There, the stream saw the wind crossing the desert. "I too want to cross over!" shouted the stream.
"Let the wind absorb you," advised the sand. "The wind will take you to the ocean."
"But I'm a stream! I don't want to be absorbed by the wind, and I've never heard of this ocean you speak of."
"Trust me," said the sand. "I know. I myself stretch to the ocean."
So the stream released itself into the arms of the wind, and later, the stream fell into the ocean, drop by drop.
Inspired by: Tales of the Dervishes by Idries Shah, free to read online at the Idries Shah Foundation.
Notes: This is on p. 24 in the book. Shah notes that the parable is widespread; this particular version he adapted from Awad Afifi of Tunisia. Compare this remark in the appendix to Under the Sufi's Cloak: Stories of Abu Said and His Mystical Teaching by Mohammad Ali Jamnia and Mojdeh Bayat: "If the seeker is considered to be a drop and the Absolute an ocean, then the drop cannot comprehend the ocean.
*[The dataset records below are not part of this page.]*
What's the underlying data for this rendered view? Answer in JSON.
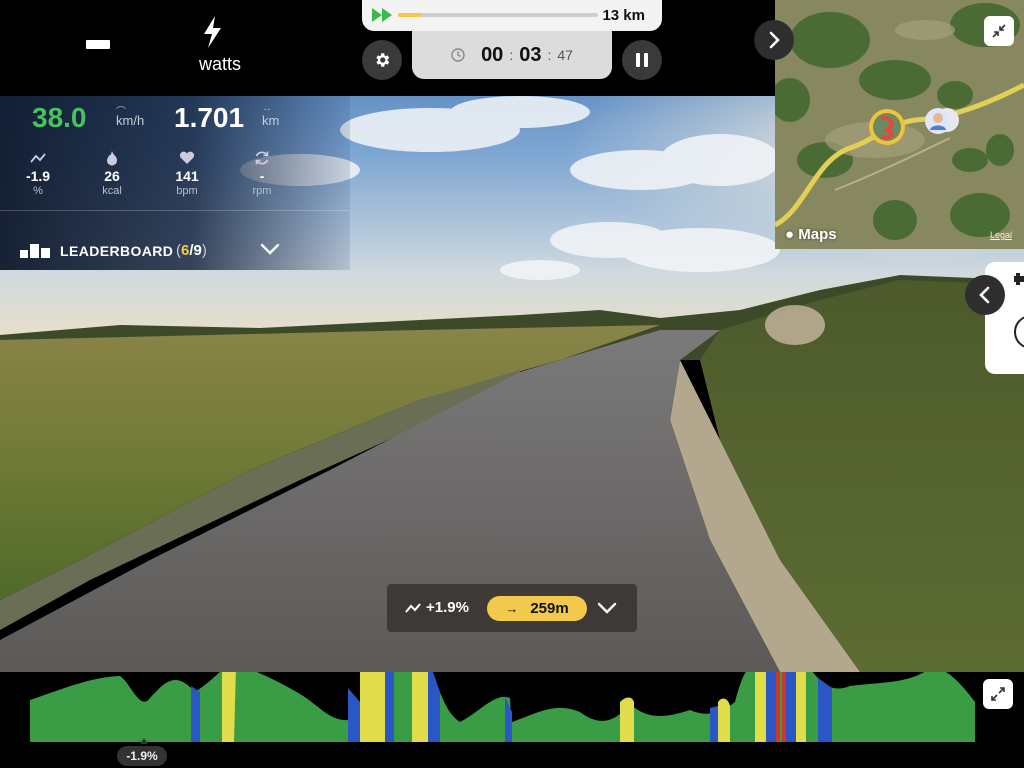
{
  "top_bar": {
    "power_label": "watts"
  },
  "progress": {
    "route_distance": "13 km",
    "fraction": 0.12
  },
  "timer": {
    "hours": "00",
    "minutes": "03",
    "seconds": "47",
    "sep1": ":",
    "sep2": ":"
  },
  "stats": {
    "speed": "38.0",
    "speed_unit": "km/h",
    "distance": "1.701",
    "distance_unit": "km",
    "metrics": [
      {
        "icon": "slope-icon",
        "value": "-1.9",
        "unit": "%"
      },
      {
        "icon": "flame-icon",
        "value": "26",
        "unit": "kcal"
      },
      {
        "icon": "heart-icon",
        "value": "141",
        "unit": "bpm"
      },
      {
        "icon": "cadence-icon",
        "value": "-",
        "unit": "rpm"
      }
    ]
  },
  "leaderboard": {
    "label": "LEADERBOARD",
    "open": "(",
    "position": "6",
    "slash": "/",
    "total": "9",
    "close": ")"
  },
  "map": {
    "provider": "Maps",
    "legal": "Legal"
  },
  "grade_box": {
    "slope": "+1.9%",
    "arrow": "→",
    "distance": "259m"
  },
  "elevation": {
    "current_grade": "-1.9%"
  },
  "colors": {
    "speed_green": "#46c35a",
    "accent_yellow": "#f2c94c",
    "profile_green": "#3a9c45",
    "profile_yellow": "#e0dc4a",
    "profile_blue": "#2a56c6",
    "profile_red": "#d2352c"
  }
}
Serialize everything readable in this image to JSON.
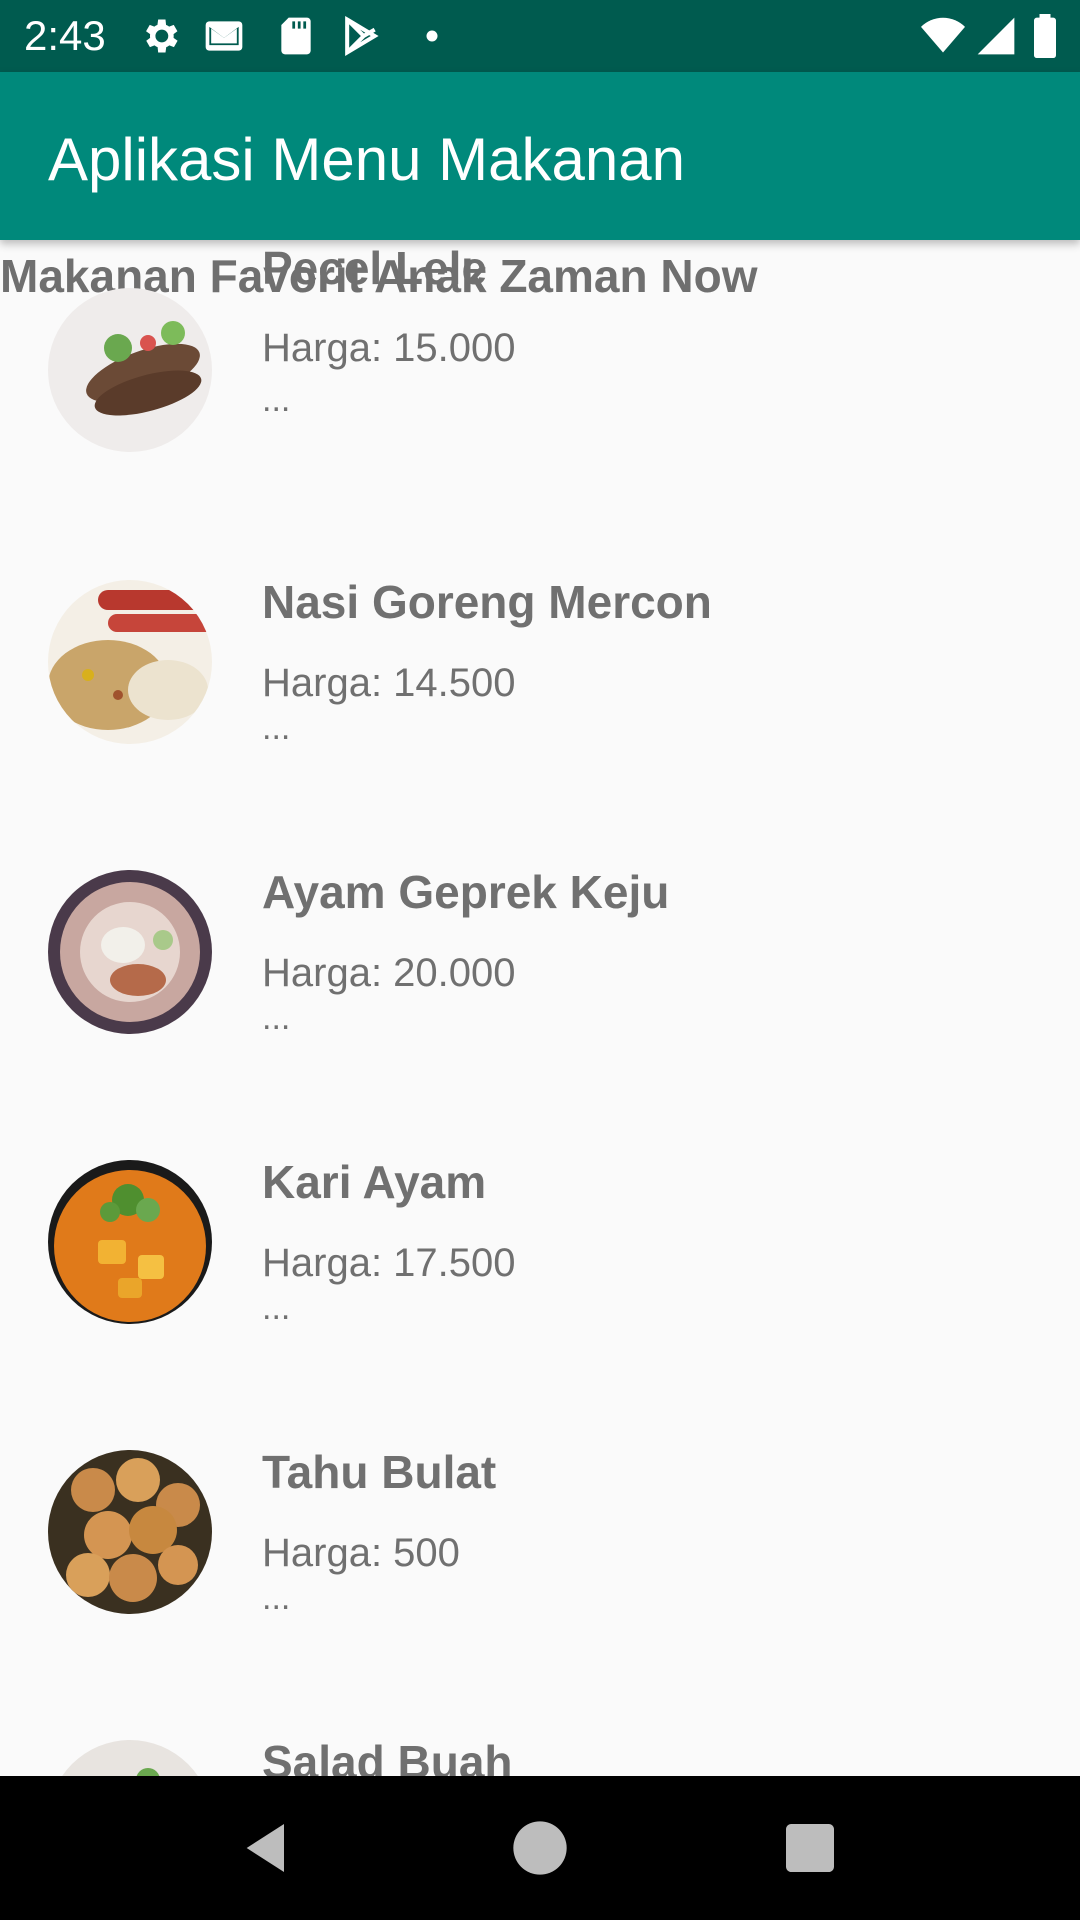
{
  "status_bar": {
    "time": "2:43",
    "icons": [
      "gear-icon",
      "gmail-icon",
      "sd-card-icon",
      "play-store-icon",
      "dot-icon",
      "wifi-icon",
      "signal-icon",
      "battery-icon"
    ]
  },
  "app_bar": {
    "title": "Aplikasi Menu Makanan"
  },
  "list": {
    "header": "Makanan Favorit Anak Zaman Now",
    "items": [
      {
        "name": "Pecel Lele",
        "price": "Harga: 15.000",
        "ellipsis": "...",
        "thumb_color": "#8a6a4a"
      },
      {
        "name": "Nasi Goreng Mercon",
        "price": "Harga: 14.500",
        "ellipsis": "...",
        "thumb_color": "#c9a56a"
      },
      {
        "name": "Ayam Geprek Keju",
        "price": "Harga: 20.000",
        "ellipsis": "...",
        "thumb_color": "#b59a8e"
      },
      {
        "name": "Kari Ayam",
        "price": "Harga: 17.500",
        "ellipsis": "...",
        "thumb_color": "#e07a1a"
      },
      {
        "name": "Tahu Bulat",
        "price": "Harga: 500",
        "ellipsis": "...",
        "thumb_color": "#c98a4a"
      },
      {
        "name": "Salad Buah",
        "price": "",
        "ellipsis": "",
        "thumb_color": "#d8d0c8"
      }
    ]
  },
  "nav_bar": {
    "icons": [
      "back-icon",
      "home-icon",
      "recents-icon"
    ]
  },
  "colors": {
    "status_bar": "#005b4f",
    "app_bar": "#00897b",
    "background": "#fafafa",
    "text": "#707070"
  }
}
However, if the drop merges with the ocean, it can, then, comprehend itself."